March 19, 2020 Network Meeting
Broadening Participation in STEM in Rural Communities
This quarterly IM STEM Network Meeting focused on strategies for increasing the participation of underrepresented students in STEM in rural communities. Programs that have been successful in working in rural communities to expand STEM education opportunities for students at the state, regional and local level were also highlighted.
Brian Mitchell, Director of the Office of Science, Innovation and Technology, Governor’s Office, Nevada
Brian Mitchell was appointed by Governor Brian Sandoval as Director of the Office of Science, Innovation and Technology. In this role, Mr. Mitchell advises the Governor on STEM education, workforce, and economic development policy, staffs the STEM Advisory Council, and oversees the mapping and development of broadband in Nevada. Prior to his appointment, Mr. Mitchell served as an education advisor to Governor Sandoval during the 2015 legislative session. Before moving to Nevada for the session, Mr. Mitchell served as a senior advisor to Governors Sandoval and Gibbons in the Governor’s Washington DC office, representing the state to Congress and the executive branch on education, healthcare, and homeland security issues. Mr. Mitchell graduated from Brigham Young University and lives in Carson City with his wife and three children. With a growing need for a workforce skilled in science, technology, engineering, and math (STEM) across Nevada, the state’s new Regional STEM Networks aim to increase student interest and achievement in STEM within the classroom and grow partnerships outside of the traditional classroom to support students. Brian Mitchell will discuss how the creation of Regional STEM Networks will broaden participation in STEM in rural areas.
Dr. Michael Stanton, Director ECHO for Education, University of New Mexico, New Mexico
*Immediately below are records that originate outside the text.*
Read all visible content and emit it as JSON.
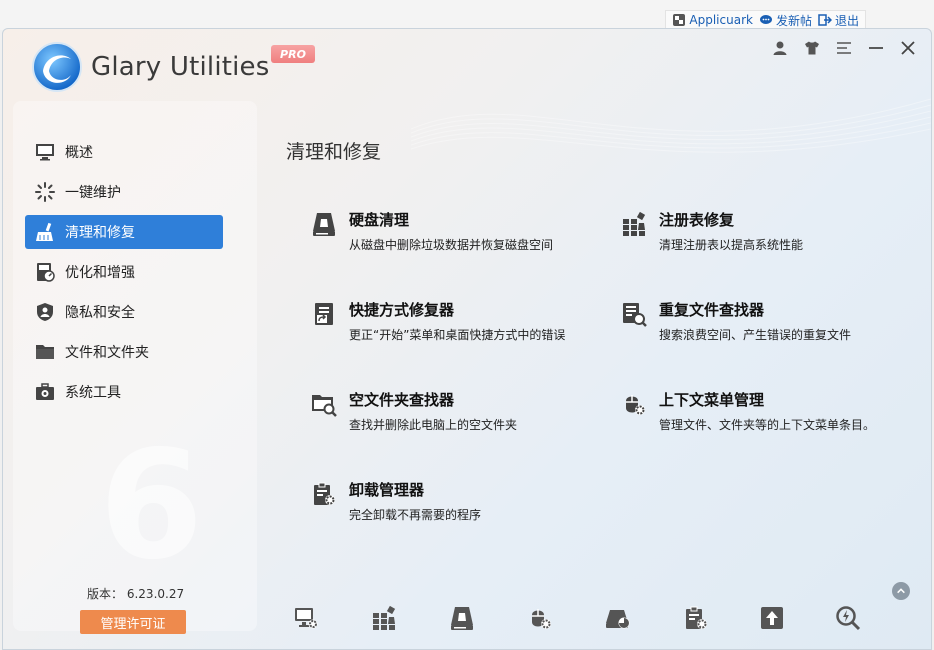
{
  "host": {
    "user": "Applicuark",
    "post_label": "发新帖",
    "logout_label": "退出"
  },
  "app": {
    "name": "Glary Utilities",
    "badge": "PRO",
    "accent_color": "#2f7fd9",
    "license_color": "#ee8a4d"
  },
  "window_controls": [
    "user-icon",
    "shirt-icon",
    "menu-icon",
    "minimize-icon",
    "close-icon"
  ],
  "sidebar": {
    "items": [
      {
        "label": "概述",
        "icon": "monitor-icon",
        "active": false
      },
      {
        "label": "一键维护",
        "icon": "sparkle-icon",
        "active": false
      },
      {
        "label": "清理和修复",
        "icon": "broom-icon",
        "active": true
      },
      {
        "label": "优化和增强",
        "icon": "speedometer-icon",
        "active": false
      },
      {
        "label": "隐私和安全",
        "icon": "shield-icon",
        "active": false
      },
      {
        "label": "文件和文件夹",
        "icon": "folder-icon",
        "active": false
      },
      {
        "label": "系统工具",
        "icon": "toolbox-icon",
        "active": false
      }
    ],
    "watermark": "6",
    "version_label": "版本：",
    "version": "6.23.0.27",
    "license_button": "管理许可证"
  },
  "main": {
    "title": "清理和修复",
    "tools": [
      {
        "title": "硬盘清理",
        "desc": "从磁盘中删除垃圾数据并恢复磁盘空间",
        "icon": "disk-cleaner-icon"
      },
      {
        "title": "注册表修复",
        "desc": "清理注册表以提高系统性能",
        "icon": "registry-icon"
      },
      {
        "title": "快捷方式修复器",
        "desc": "更正“开始”菜单和桌面快捷方式中的错误",
        "icon": "shortcut-icon"
      },
      {
        "title": "重复文件查找器",
        "desc": "搜索浪费空间、产生错误的重复文件",
        "icon": "duplicate-file-icon"
      },
      {
        "title": "空文件夹查找器",
        "desc": "查找并删除此电脑上的空文件夹",
        "icon": "empty-folder-icon"
      },
      {
        "title": "上下文菜单管理",
        "desc": "管理文件、文件夹等的上下文菜单条目。",
        "icon": "mouse-icon"
      },
      {
        "title": "卸载管理器",
        "desc": "完全卸载不再需要的程序",
        "icon": "uninstall-icon"
      }
    ]
  },
  "bottom_toolbar": [
    "monitor-gear-icon",
    "registry-icon",
    "disk-cleaner-icon",
    "mouse-icon",
    "disk-chart-icon",
    "uninstall-icon",
    "upload-icon",
    "search-bolt-icon"
  ],
  "scroll_up_icon": "chevron-up-icon"
}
Dr. Stanton is the director of the ECHO for Education projects at the ECHO Institute in the University of New Mexico’s Health Sciences Center. Dr. Stanton has been a local, regional, and national consultant providing coaching, facilitating workshops, and sharing best practices in organizational development, project management, and adult learning. Dr. Stanton earned a PhD in Organizational Learning and Instructional Technology from UNM. He has 28 years of experience in education as classroom teacher, high school innovation teacher leader, national consultant for high school redesign in small learning communities and career academies. He has experience in school administration as assistant principal, and later founder and principal of a successful high school of choice for Albuquerque Public Schools - nex+Gen Academy. Dr. Stanton is an adjunct professor for the University of New Mexico in the College of Education, Leadership Department. ECHO for Education: Equity-Focused Science, Technology, Engineering, and Math Pathways is the vision of a partnership with the UNM Health Science Center’s ECHO Institute and the NM Public Education Department’s College and Career Readiness and STEM Bureaus. Based on the successful Project ECHO model of virtual communities of practice, ECHO shares best practices and offers case-based learning where all teach and all learn. This presentation provides and overview of Project ECHO for Education, describes the impact over the past three years of implementation on teacher expertise and reducing disparities in remote, isolated learning communities. Also the plan for The ECHO for Equity-Focused STEM Pathways to be launched in School Year ‘21 in New Mexico as a model for regions across the US will be shared. By increasing teacher involvement and expertise in STEM related programs for their schools through ECHO for STEM participation, students in even small rural communities will have the opportunity to follow a path to STEM college programs and careers.
Sunshine Shepherd, Site Director, AIS Prep Idaho State University, Idaho
Sunshine Woman With Two Lives Shepherd is a member of the Shoshone-Bannock Tribe from Fort Hall, Idaho and an advocate for education at all levels on her reservation and through Indian Country. She is currently a Masters of Public Administration student studying at Idaho State University graduating in May. Sunshine is also the Site Director for American Indian Services Pre-Engineering Program at Idaho State University. As Site Director for the past year she has seen the positive impact the program has had on her community and is excited to see where the program will go. She has two small children, Troy (5) and Storm (2). The American Indian Services Pre-freshman Engineering Program (AIS PREP) is a free STEM summer program for minority, underrepresented middle school students, which provides three summers of rigorous academic instruction in the fields of Science, Technology, Engineering, and Mathematics (STEM), educational hands-on projects, challenging homework assignments, and daily career awareness lectures. PREP’s academically demanding STEM content has been proven to raise test scores and help students prepare for their advanced high school courses. This program is executed on 6 different reservations at this time.
This material is based upon work supported by the National Science Foundation under Grant No. 1744472. Any opinions, findings, and conclusions or recommendations expressed in this material are those of the author(s) and do not necessarily reflect the views of the National Science Foundation